§ WHAT NEEDS TO BE DONE
Find each line of the entries with the string "screenshot", please, and copy it.

§ DATASET RECORDS
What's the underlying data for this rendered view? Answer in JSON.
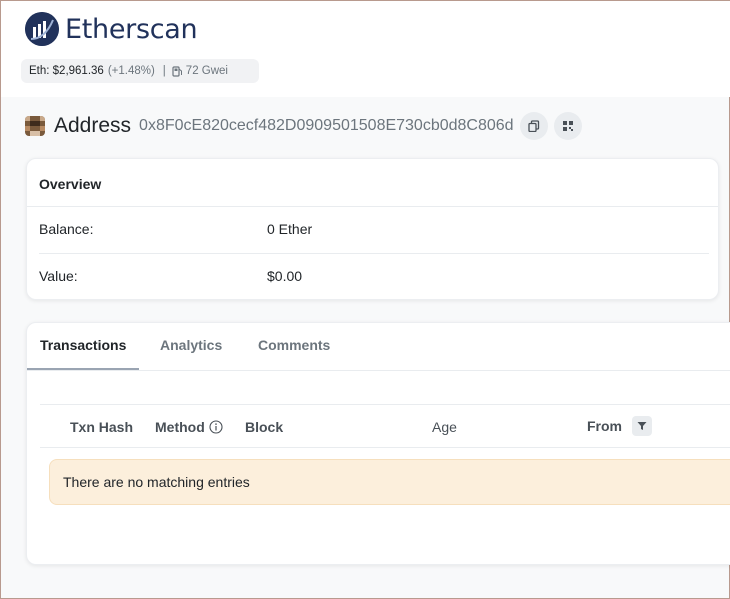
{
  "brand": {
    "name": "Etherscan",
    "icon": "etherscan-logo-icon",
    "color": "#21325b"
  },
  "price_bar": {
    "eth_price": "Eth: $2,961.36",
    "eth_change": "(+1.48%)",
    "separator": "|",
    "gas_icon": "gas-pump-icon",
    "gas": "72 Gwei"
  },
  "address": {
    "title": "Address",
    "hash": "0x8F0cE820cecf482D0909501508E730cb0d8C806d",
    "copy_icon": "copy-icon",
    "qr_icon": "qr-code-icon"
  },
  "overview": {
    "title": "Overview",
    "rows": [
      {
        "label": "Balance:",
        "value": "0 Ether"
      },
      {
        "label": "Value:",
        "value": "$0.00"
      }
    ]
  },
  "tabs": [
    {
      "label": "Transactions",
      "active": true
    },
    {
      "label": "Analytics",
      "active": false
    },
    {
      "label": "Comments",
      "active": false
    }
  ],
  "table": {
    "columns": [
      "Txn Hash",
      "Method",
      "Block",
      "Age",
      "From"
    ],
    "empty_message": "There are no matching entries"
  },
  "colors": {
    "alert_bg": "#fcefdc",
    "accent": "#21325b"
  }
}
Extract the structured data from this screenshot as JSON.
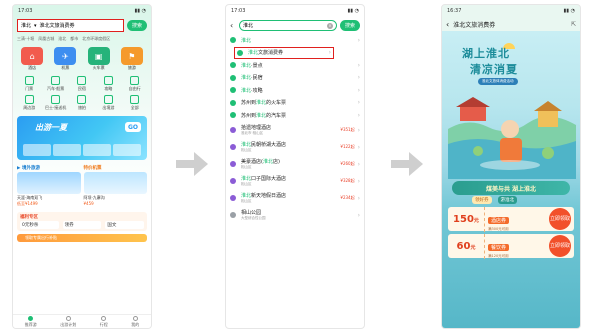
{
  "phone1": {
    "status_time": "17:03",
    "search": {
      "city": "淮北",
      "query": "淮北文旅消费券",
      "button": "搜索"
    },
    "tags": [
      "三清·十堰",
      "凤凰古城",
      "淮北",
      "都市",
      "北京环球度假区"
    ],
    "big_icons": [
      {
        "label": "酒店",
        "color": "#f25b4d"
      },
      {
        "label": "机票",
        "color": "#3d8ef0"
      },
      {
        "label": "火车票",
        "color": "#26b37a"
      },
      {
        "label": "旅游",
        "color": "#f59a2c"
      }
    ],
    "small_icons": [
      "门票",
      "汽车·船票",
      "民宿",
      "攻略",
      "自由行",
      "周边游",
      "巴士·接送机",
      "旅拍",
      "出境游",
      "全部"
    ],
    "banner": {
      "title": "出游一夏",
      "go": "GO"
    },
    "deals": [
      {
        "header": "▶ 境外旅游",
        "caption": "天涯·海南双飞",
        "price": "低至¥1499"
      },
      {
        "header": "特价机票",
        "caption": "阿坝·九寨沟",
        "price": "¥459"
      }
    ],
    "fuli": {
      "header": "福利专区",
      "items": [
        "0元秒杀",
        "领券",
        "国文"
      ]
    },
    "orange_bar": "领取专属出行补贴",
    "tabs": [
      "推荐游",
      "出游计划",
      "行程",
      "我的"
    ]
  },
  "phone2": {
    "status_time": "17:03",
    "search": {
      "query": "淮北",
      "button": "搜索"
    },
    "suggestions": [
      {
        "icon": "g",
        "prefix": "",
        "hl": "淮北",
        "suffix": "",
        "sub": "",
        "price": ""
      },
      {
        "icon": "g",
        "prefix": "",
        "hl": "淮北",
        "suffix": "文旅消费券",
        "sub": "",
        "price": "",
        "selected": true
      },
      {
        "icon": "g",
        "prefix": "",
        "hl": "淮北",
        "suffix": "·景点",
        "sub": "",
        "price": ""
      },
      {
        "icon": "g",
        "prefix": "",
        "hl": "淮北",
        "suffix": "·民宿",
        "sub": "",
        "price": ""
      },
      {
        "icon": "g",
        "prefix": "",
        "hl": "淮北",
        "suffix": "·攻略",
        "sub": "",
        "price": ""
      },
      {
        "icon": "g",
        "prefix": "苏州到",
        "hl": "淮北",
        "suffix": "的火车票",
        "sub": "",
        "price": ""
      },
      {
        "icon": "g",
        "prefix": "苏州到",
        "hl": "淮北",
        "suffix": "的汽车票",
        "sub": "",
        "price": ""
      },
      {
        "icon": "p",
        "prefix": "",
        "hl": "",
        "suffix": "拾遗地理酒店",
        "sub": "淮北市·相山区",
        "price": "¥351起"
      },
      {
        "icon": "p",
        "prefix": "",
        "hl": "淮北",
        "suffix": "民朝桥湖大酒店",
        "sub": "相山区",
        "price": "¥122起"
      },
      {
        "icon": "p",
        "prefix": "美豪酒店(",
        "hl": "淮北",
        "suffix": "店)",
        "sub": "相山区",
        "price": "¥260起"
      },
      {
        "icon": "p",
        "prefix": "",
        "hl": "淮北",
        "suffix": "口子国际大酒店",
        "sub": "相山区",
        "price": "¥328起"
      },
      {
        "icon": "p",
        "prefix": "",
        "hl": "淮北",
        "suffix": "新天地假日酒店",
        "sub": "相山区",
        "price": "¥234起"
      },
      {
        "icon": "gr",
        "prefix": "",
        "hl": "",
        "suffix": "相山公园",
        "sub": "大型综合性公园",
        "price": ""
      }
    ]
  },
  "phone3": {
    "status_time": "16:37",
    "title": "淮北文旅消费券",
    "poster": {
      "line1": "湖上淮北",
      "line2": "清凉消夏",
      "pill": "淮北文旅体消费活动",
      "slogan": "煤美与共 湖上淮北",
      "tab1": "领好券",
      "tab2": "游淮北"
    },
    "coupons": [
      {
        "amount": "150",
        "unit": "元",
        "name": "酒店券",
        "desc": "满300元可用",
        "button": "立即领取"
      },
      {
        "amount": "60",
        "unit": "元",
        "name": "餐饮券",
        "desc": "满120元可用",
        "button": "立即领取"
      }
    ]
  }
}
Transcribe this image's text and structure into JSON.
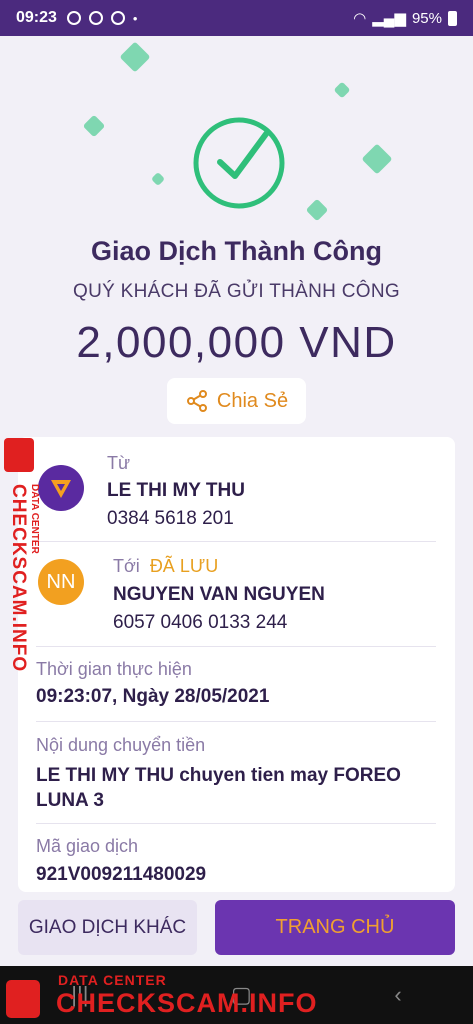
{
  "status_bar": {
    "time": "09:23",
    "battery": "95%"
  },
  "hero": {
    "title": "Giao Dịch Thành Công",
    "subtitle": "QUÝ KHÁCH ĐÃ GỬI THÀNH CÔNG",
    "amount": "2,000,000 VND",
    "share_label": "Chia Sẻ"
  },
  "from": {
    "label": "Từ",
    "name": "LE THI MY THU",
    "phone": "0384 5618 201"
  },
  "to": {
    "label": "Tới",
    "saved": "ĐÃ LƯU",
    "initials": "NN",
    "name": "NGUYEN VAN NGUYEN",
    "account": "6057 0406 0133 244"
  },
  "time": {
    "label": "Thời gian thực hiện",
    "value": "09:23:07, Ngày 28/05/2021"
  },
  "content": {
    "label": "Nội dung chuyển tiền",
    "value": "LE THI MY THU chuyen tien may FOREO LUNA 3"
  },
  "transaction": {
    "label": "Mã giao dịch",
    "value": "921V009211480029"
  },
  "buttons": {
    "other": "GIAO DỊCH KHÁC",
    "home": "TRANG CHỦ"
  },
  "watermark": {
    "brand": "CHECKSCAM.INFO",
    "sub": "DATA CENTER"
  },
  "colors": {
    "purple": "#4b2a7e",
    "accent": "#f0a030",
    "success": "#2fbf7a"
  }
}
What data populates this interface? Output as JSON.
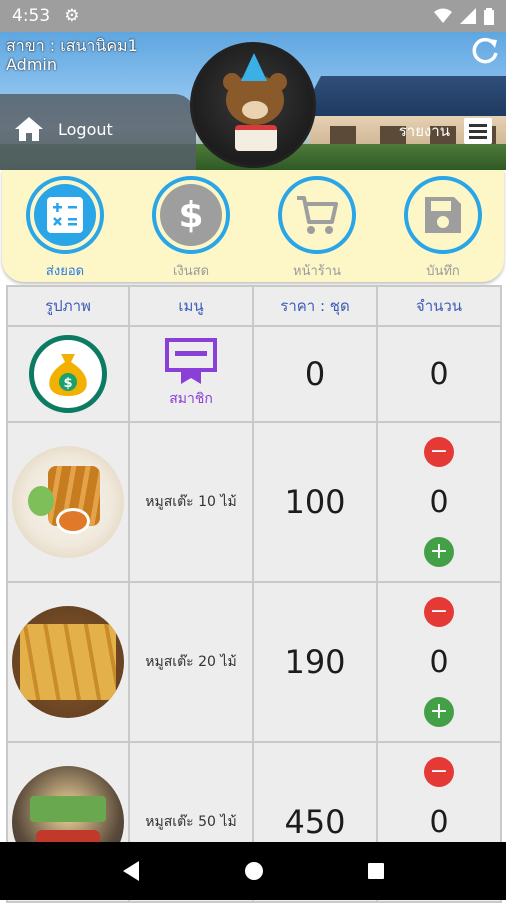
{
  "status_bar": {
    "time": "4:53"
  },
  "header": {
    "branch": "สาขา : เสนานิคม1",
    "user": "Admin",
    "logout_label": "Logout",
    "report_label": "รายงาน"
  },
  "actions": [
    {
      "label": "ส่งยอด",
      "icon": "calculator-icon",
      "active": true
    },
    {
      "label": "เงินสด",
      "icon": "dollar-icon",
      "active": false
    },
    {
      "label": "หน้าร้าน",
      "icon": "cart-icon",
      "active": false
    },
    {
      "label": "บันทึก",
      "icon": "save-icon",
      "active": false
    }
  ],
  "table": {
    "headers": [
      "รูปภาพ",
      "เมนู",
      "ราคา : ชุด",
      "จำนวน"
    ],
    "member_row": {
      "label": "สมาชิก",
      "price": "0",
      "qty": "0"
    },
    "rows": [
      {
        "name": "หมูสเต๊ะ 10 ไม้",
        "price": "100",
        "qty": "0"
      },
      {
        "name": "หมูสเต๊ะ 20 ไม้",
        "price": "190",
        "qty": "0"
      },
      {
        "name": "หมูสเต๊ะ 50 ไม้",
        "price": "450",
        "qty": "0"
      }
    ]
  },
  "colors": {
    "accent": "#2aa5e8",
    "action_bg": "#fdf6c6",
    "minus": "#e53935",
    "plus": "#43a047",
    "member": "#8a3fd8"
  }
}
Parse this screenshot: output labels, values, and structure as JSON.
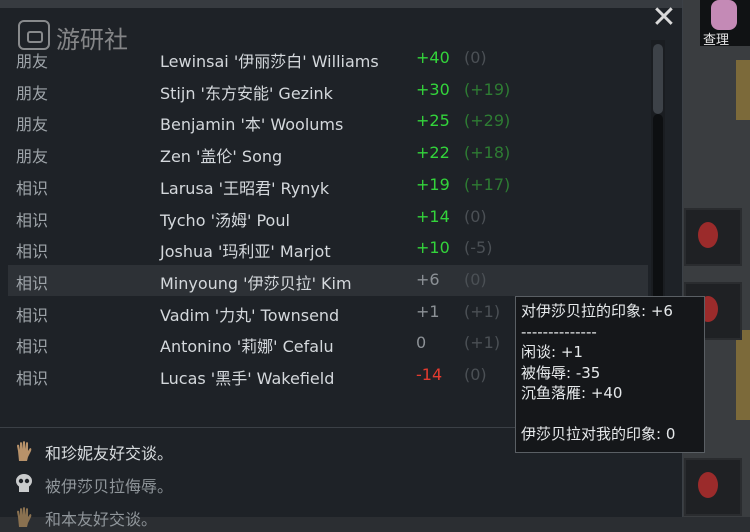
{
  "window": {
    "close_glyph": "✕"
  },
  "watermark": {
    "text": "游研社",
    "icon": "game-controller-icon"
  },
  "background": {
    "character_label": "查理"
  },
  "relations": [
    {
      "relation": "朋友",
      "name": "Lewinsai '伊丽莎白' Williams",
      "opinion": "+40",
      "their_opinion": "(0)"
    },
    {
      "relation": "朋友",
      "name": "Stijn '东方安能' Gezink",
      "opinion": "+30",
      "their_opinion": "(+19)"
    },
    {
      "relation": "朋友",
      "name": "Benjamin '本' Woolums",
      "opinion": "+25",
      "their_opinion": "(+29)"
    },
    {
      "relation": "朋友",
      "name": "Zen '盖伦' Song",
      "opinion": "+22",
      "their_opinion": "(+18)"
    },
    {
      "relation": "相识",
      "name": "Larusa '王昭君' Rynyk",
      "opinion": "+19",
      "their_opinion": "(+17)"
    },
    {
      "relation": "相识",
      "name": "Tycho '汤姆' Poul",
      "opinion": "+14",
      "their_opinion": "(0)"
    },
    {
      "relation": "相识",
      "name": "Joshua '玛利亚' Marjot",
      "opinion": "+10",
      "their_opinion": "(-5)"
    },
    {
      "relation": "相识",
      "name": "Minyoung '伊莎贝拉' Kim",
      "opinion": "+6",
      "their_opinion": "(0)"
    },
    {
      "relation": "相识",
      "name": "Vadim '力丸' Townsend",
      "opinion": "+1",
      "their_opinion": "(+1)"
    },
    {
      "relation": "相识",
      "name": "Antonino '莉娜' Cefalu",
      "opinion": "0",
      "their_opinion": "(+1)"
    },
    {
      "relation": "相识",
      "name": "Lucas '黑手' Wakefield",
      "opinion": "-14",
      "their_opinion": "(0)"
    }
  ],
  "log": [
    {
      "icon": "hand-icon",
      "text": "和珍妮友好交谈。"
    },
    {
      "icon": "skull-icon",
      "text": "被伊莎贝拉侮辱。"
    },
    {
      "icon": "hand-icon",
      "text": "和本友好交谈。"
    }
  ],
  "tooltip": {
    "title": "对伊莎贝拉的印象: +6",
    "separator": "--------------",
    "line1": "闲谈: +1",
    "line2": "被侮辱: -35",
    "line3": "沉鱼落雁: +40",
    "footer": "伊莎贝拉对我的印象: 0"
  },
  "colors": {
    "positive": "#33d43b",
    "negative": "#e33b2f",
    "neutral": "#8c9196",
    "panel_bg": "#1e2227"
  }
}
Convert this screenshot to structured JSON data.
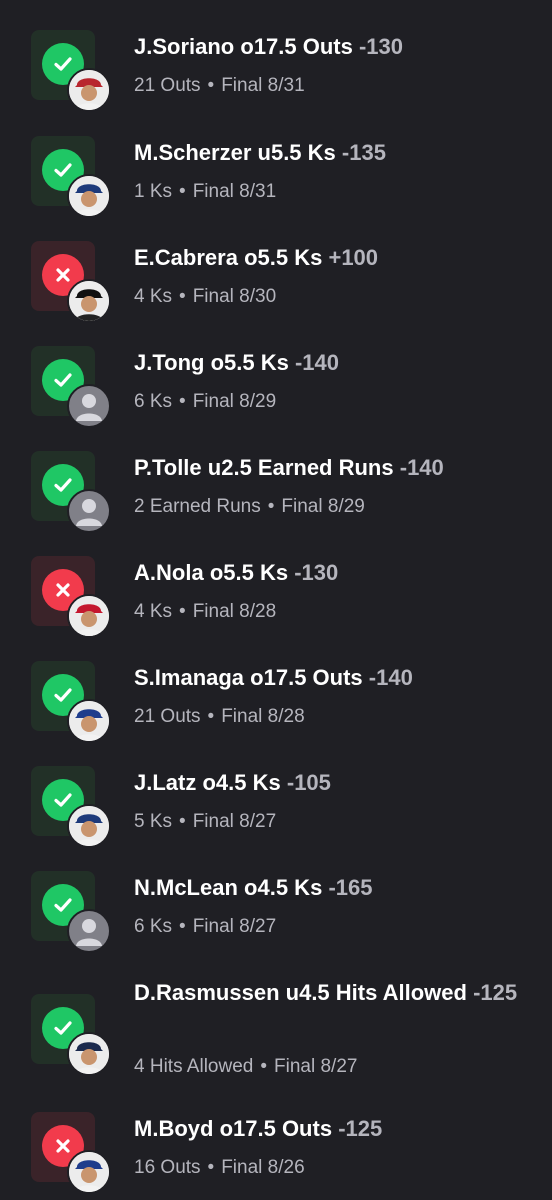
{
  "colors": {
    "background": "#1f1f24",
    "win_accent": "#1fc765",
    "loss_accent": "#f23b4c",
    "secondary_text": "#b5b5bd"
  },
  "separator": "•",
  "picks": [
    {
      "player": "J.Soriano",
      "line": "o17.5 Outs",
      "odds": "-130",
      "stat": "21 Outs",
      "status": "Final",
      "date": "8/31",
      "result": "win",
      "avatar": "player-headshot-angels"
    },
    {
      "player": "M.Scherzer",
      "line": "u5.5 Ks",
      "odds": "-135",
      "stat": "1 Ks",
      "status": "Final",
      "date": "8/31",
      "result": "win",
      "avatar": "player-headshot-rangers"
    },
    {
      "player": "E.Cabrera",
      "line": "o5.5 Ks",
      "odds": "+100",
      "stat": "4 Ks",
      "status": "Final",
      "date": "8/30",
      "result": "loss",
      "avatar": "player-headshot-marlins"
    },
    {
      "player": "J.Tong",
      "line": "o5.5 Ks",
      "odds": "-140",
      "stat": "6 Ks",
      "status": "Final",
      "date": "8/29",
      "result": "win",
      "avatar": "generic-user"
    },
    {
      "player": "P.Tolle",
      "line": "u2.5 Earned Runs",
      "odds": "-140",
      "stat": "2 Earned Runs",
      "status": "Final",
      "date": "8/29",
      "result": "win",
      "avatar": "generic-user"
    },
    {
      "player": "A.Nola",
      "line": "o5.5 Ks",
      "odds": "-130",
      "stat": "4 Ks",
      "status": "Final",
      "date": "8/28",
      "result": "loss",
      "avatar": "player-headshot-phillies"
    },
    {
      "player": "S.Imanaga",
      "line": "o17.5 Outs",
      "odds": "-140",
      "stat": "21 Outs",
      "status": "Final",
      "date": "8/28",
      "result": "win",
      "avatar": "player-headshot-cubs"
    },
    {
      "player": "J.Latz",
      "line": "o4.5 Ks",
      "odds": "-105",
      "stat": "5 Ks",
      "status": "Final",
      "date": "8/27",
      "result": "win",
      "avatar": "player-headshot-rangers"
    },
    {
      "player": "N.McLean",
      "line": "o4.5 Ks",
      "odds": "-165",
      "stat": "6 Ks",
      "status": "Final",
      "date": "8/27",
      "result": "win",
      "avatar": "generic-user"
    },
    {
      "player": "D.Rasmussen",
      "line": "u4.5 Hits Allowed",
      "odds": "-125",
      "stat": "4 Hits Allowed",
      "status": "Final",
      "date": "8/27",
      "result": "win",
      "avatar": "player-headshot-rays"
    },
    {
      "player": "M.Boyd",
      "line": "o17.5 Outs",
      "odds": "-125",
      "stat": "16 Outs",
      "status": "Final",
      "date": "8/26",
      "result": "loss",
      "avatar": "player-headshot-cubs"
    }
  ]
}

§ RESULT OF THIS TASK
Extract the structured data from this screenshot as JSON.
Parse this screenshot: output labels, values, and structure as JSON.
Convert this screenshot to structured JSON data.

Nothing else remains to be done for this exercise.